Since SAP XI is already present in the system landscape and used to integrate the mainframe-based risk management system, and since all the interfaces have already been modeled in the Integration Repository, the effort for reconfiguring the small-business scenario is minimal:
- For the bank to receive messages, the travel agency needs to be recognized (configured) as a message sender or receiver in the Integration Directory of SAP XI.
- Messages (Web service requests) received from the travel agency need to be routed to the correct receiver system and interface depending on the message content. To this end, receiver and interface determination rules are configured in the Integration Directory.
- The technical channel for exchanging messages with a particular system or business partner needs to be configured — in this case, it is SOAP-based message exchange with the travel agency.
- Finally, XML messages received from the travel agency and sent to the risk management system need to map from sender to receiver interface. A Java mapping program generates the message and interface mappings designed with the graphical mapping tool of the Integration Repository.
Once these four steps are performed, the switchover is complete (see Figure 2) — all without causing any changes at the small business and the large corporate customer sides.
|Switching Over to an Enhanced Credit Limit Check
This scenario shows some of the capabilities of SAP NetWeaver and how they support effective use of Web services — a big step toward higher-level services that can handle end-to-end processes that are described and supported by Enterprise Services Architecture. SAP NetWeaver already takes some great strides toward technology and resources for bringing reusability, flexibility, and adaptability — all core principles driving Enterprise Services Architecture.
With no great effort, this scenario was enhanced for a new and more sophisticated process by integrating and reusing existing technologies (SAP XI) and functions (risk management system). Without affecting the bank's business customers, and without changing the banking system, a more valuable function for serving business needs was established. Within just a few days, a new process like this can be deployed to productive use. This is just one example of how SAP NetWeaver and ESA are more than an application platform — they are the enablers of change for future business needs.
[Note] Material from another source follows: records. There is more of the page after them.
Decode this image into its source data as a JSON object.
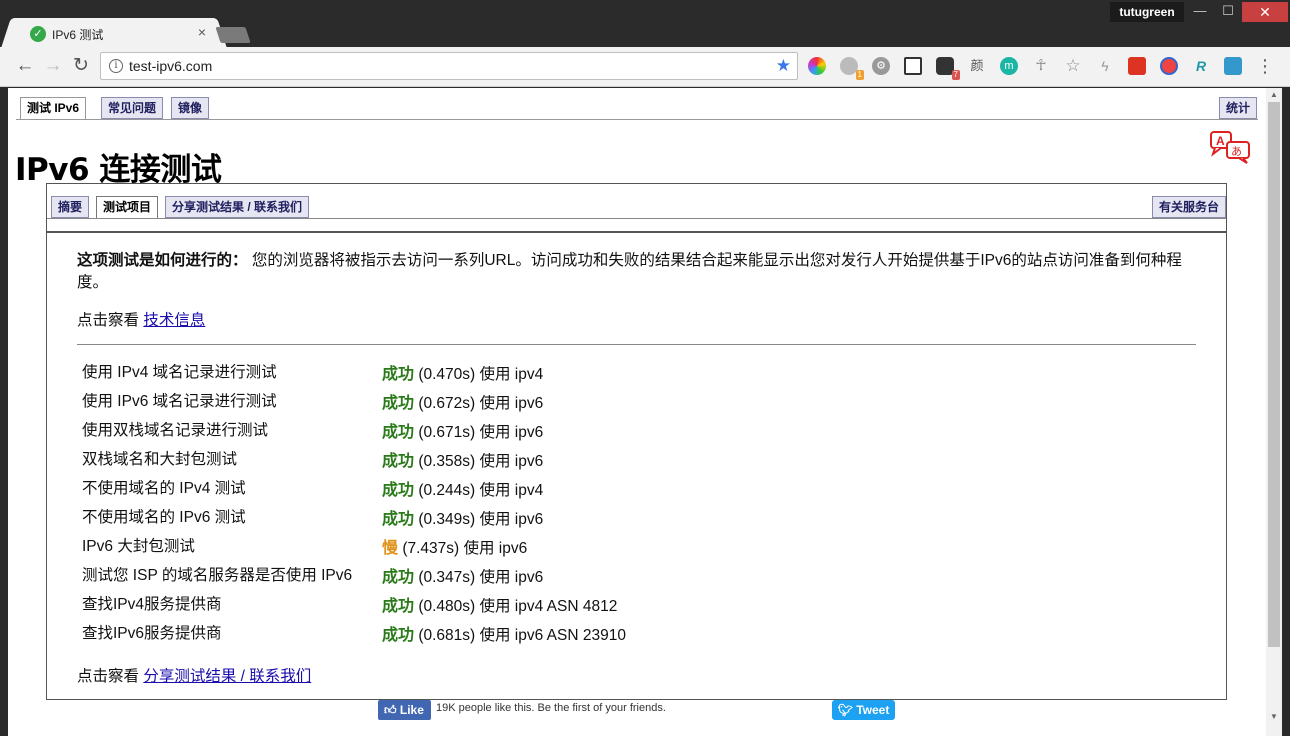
{
  "browser": {
    "tab_title": "IPv6 测试",
    "tab_close": "×",
    "user_name": "tutugreen",
    "window_min": "—",
    "window_max": "☐",
    "window_close": "✕",
    "url": "test-ipv6.com",
    "nav_back": "←",
    "nav_forward": "→",
    "nav_reload": "↻",
    "star": "★",
    "menu": "⋮",
    "extension_badges": {
      "ext2": "1",
      "ext5": "7"
    },
    "extension_icon_names": [
      "colorwheel-extension-icon",
      "search-extension-icon",
      "gear-extension-icon",
      "qr-code-extension-icon",
      "ghost-extension-icon",
      "text-extension-icon",
      "m-extension-icon",
      "ankh-extension-icon",
      "star-outline-icon",
      "bolt-extension-icon",
      "red-extension-icon",
      "shield-extension-icon",
      "r-extension-icon",
      "translate-extension-icon"
    ],
    "extension_text": {
      "ext6": "颜",
      "ext7": "m",
      "ext13": "R"
    }
  },
  "site_tabs": {
    "test": "测试 IPv6",
    "faq": "常见问题",
    "mirrors": "镜像",
    "stats": "统计"
  },
  "page": {
    "heading": "IPv6 连接测试"
  },
  "sub_tabs": {
    "summary": "摘要",
    "tests": "测试项目",
    "share": "分享测试结果 / 联系我们",
    "helpdesk": "有关服务台"
  },
  "intro": {
    "bold": "这项测试是如何进行的：",
    "text": " 您的浏览器将被指示去访问一系列URL。访问成功和失败的结果结合起来能显示出您对发行人开始提供基于IPv6的站点访问准备到何种程度。"
  },
  "tech": {
    "prefix": "点击察看 ",
    "link": "技术信息"
  },
  "tests": [
    {
      "label": "使用 IPv4 域名记录进行测试",
      "status": "成功",
      "detail": " (0.470s) 使用 ipv4"
    },
    {
      "label": "使用 IPv6 域名记录进行测试",
      "status": "成功",
      "detail": " (0.672s) 使用 ipv6"
    },
    {
      "label": "使用双栈域名记录进行测试",
      "status": "成功",
      "detail": " (0.671s) 使用 ipv6"
    },
    {
      "label": "双栈域名和大封包测试",
      "status": "成功",
      "detail": " (0.358s) 使用 ipv6"
    },
    {
      "label": "不使用域名的 IPv4 测试",
      "status": "成功",
      "detail": " (0.244s) 使用 ipv4"
    },
    {
      "label": "不使用域名的 IPv6 测试",
      "status": "成功",
      "detail": " (0.349s) 使用 ipv6"
    },
    {
      "label": "IPv6 大封包测试",
      "status": "慢",
      "detail": " (7.437s) 使用 ipv6"
    },
    {
      "label": "测试您 ISP 的域名服务器是否使用 IPv6",
      "status": "成功",
      "detail": " (0.347s) 使用 ipv6"
    },
    {
      "label": "查找IPv4服务提供商",
      "status": "成功",
      "detail": " (0.480s) 使用 ipv4 ASN 4812"
    },
    {
      "label": "查找IPv6服务提供商",
      "status": "成功",
      "detail": " (0.681s) 使用 ipv6 ASN 23910"
    }
  ],
  "share": {
    "prefix": "点击察看 ",
    "link": "分享测试结果 / 联系我们"
  },
  "social": {
    "like": "Like",
    "like_text": "19K people like this. Be the first of your friends.",
    "tweet": "Tweet"
  },
  "colors": {
    "success": "#2a7a1a",
    "slow": "#e0931a",
    "link": "#1a0dab"
  }
}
Web services are just one step toward this vision of greater adaptability and flexibility in your processes. SAP NetWeaver technology and the design principles of ESA are also a key part of the evolution toward an infrastructure that minimizes effort and costs when it comes to ever-changing business processes.
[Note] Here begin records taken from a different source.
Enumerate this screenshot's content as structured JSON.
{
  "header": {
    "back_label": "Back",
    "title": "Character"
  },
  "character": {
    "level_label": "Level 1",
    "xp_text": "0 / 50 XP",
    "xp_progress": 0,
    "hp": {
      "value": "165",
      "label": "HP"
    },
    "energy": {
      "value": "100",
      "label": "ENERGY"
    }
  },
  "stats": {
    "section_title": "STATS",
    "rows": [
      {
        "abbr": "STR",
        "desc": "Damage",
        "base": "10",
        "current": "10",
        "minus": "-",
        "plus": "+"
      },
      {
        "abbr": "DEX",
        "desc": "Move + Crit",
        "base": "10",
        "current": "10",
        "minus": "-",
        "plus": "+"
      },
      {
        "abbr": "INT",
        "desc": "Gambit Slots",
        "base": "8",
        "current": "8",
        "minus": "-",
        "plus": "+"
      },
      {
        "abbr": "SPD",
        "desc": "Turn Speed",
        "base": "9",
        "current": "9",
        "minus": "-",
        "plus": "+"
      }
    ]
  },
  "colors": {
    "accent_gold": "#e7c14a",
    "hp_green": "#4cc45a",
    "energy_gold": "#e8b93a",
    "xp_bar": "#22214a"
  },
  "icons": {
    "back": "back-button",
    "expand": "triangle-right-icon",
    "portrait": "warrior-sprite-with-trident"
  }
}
For more information on SAP NetWeaver, ESA, or Web service functionality, visit www.sap.com/solutions/netweaver.
more on the Integration Repository and Integration
Server in SAP Exchange Infrastructure, see "SAP Exchange Infrastructure 3.0 — Enterprise Ready!" by
Anders Ranum in the April-June 2004 issue
of SAP Insider (www.SAPinsider.com).
Web service framework supports both ABAP
and Java and offers all the tools needed
to enable SAP's standard interfaces
(BAPIs, RFCs, IDOCs, EJBs, Java Classes)
as Web services.
that the Web service world is divided into
providers (server) and consumers (client).
Those who call and use a Web service are consumers;
the bank in this case is the Web service provider.
For more information, see Martin Huvar's article "Web
Services for Platform-Independent, Standards-Based
Information Sharing" in the October-December
2003 issue of SAP Insider (www.SAPinsider.com).
Huvar joined SAP about eleven years ago.
After some years of development and consulting
in different technology areas, he worked
as Product Manager for the SAP Business
Connector and XML Technology. He is now
the responsible Product Manager for Enterprise
Services and Web Dynpro at SAP. Martin
can be reached at email@example.com.
Sven Leukert joined
SAP in 1998, after studying mathematics
in Berlin and receiving a Ph.D. in mathematics
from the University of North Carolina,
Chapel Hill. He worked in product management
for CRM Middleware until 2000, and has
been involved in the development of the
SAP Exchange Infrastructure as a Product
Manager from its beginnings. He is currently
a Product Manager for SAP NetWeaver,
focusing on cross-component aspects and